Over the last several years there has been a distinctive rise in the number of programs that emulate amps, pedals and provide some pretty powerful EQ options. Over time these emulations have become more powerful and harder to tell from the real thing (which was proven by the ToneFiend amps vs. models contest). Of course, when you crank an amp up, there is a distinctive tone and grit that is hard to replicate. Still, the advancement in modeling has made these programs become more appealing. AmpliTube is a piece of sotware that is not only available for Windows & Mac but also for the iPhone. Using a special adapter you can plug your guitar directly into your iPhone and use it as an amplifier, turn on some effects and adjust the EQ. You can even use some Seymour Duncan pedals as our Power Grid and Shape Shifter are available through the AmpliTube Custom Shop.
It’s Kemper time:

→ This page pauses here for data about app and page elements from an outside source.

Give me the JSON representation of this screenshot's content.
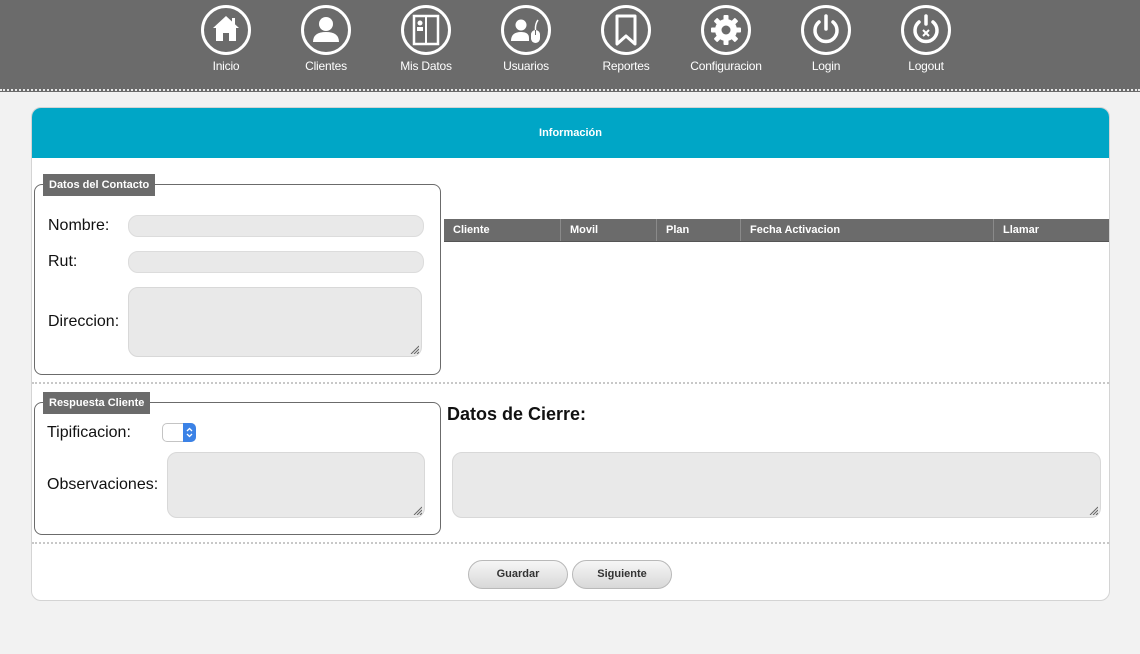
{
  "nav": {
    "items": [
      {
        "label": "Inicio",
        "icon": "home-icon"
      },
      {
        "label": "Clientes",
        "icon": "user-icon"
      },
      {
        "label": "Mis Datos",
        "icon": "id-card-icon"
      },
      {
        "label": "Usuarios",
        "icon": "users-mouse-icon"
      },
      {
        "label": "Reportes",
        "icon": "bookmark-icon"
      },
      {
        "label": "Configuracion",
        "icon": "gear-icon"
      },
      {
        "label": "Login",
        "icon": "power-icon"
      },
      {
        "label": "Logout",
        "icon": "power-off-icon"
      }
    ]
  },
  "panel": {
    "title": "Información"
  },
  "contacto": {
    "legend": "Datos del Contacto",
    "nombre_label": "Nombre:",
    "nombre_value": "",
    "rut_label": "Rut:",
    "rut_value": "",
    "direccion_label": "Direccion:",
    "direccion_value": ""
  },
  "table": {
    "columns": [
      "Cliente",
      "Movil",
      "Plan",
      "Fecha Activacion",
      "Llamar"
    ],
    "rows": []
  },
  "respuesta": {
    "legend": "Respuesta Cliente",
    "tipificacion_label": "Tipificacion:",
    "tipificacion_value": "",
    "observaciones_label": "Observaciones:",
    "observaciones_value": ""
  },
  "cierre": {
    "title": "Datos de Cierre:",
    "value": ""
  },
  "actions": {
    "guardar_label": "Guardar",
    "siguiente_label": "Siguiente"
  },
  "colors": {
    "topbar": "#6b6b6b",
    "header_accent": "#00a6c6",
    "select_accent": "#3b82e6"
  }
}
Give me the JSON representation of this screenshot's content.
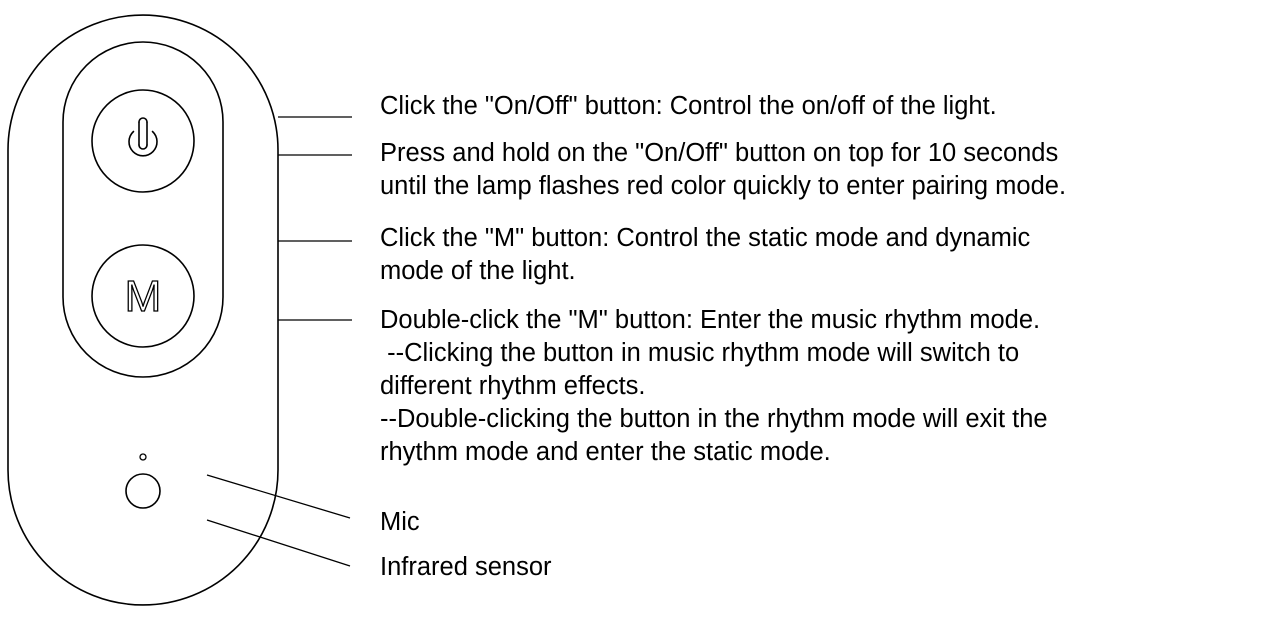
{
  "remote": {
    "power_icon": "power-icon",
    "m_button_label": "M"
  },
  "callouts": {
    "onoff_click": "Click the \"On/Off\" button: Control the on/off of the light.",
    "onoff_hold": "Press and hold on the \"On/Off\" button on top for 10 seconds\nuntil the lamp flashes red color quickly to enter pairing mode.",
    "m_click": "Click the \"M\" button: Control the static mode and dynamic\nmode of the light.",
    "m_double": "Double-click the \"M\" button: Enter the music rhythm mode.\n --Clicking the button in music rhythm mode will switch to\ndifferent rhythm effects.\n--Double-clicking the button in the rhythm mode will exit the\nrhythm mode and enter the static mode.",
    "mic": "Mic",
    "infrared": "Infrared sensor"
  }
}
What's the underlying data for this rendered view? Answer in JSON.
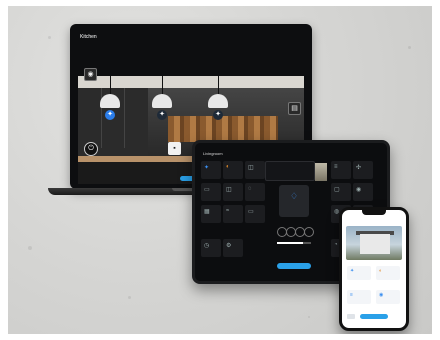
{
  "laptop": {
    "title": "Kitchen",
    "subtitle": "",
    "icons": {
      "camera": "camera-icon",
      "lamp_left": "bulb-icon",
      "lamp_middle": "bulb-icon",
      "lamp_right": "bulb-icon",
      "power": "power-icon",
      "socket": "socket-icon",
      "switch": "switch-icon"
    },
    "status_pill": "",
    "accent_color": "#2aa0e8"
  },
  "tablet": {
    "title": "Livingroom",
    "modal_title": "",
    "modal_subtitle": "",
    "slider_fraction": 0.75,
    "accent_color": "#2aa0e8"
  },
  "phone": {
    "title": "",
    "cards": [
      "",
      "",
      "",
      ""
    ],
    "accent_color": "#2aa0e8"
  },
  "colors": {
    "background": "#d6d6d4",
    "device_dark": "#0d0e10",
    "tile_blue": "#3b8ff0",
    "tile_orange": "#e08a2a"
  }
}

One item that has been generating buzz recently is the Kemper Profiling Amp. The Kemper promises to capture the tone of a unique sounding amp by allowing you to record it and save its tonal DNA to an onboard hardrive. It comes loaded with a ton of profiles and you can download many more from the internet. The idea being that at the switch of a button you could go from a Marshall JTM45 to a Mesa Boogie or choose from hundreds of other options.
Guitar makers are taking notice:
Many guitar makers are now starting to incorporate digital technology and ways to connect it in some models. In this gutiar from Rick Hanes, it has a built-in option for an iPod touch with AmpliTube. At the touch of a button you could change to a different amp, add a pedal or make a change to the EQ.
Of course there are many more programs and technologies being developed than just these three, sometimes at such a pace it’s hard to keep up with them. Do you believe this will be a good thing for musicians, by opening up more options at affordable prices? Or do you think that the trend for digital and emulations doesn’t capture the character of the real thing?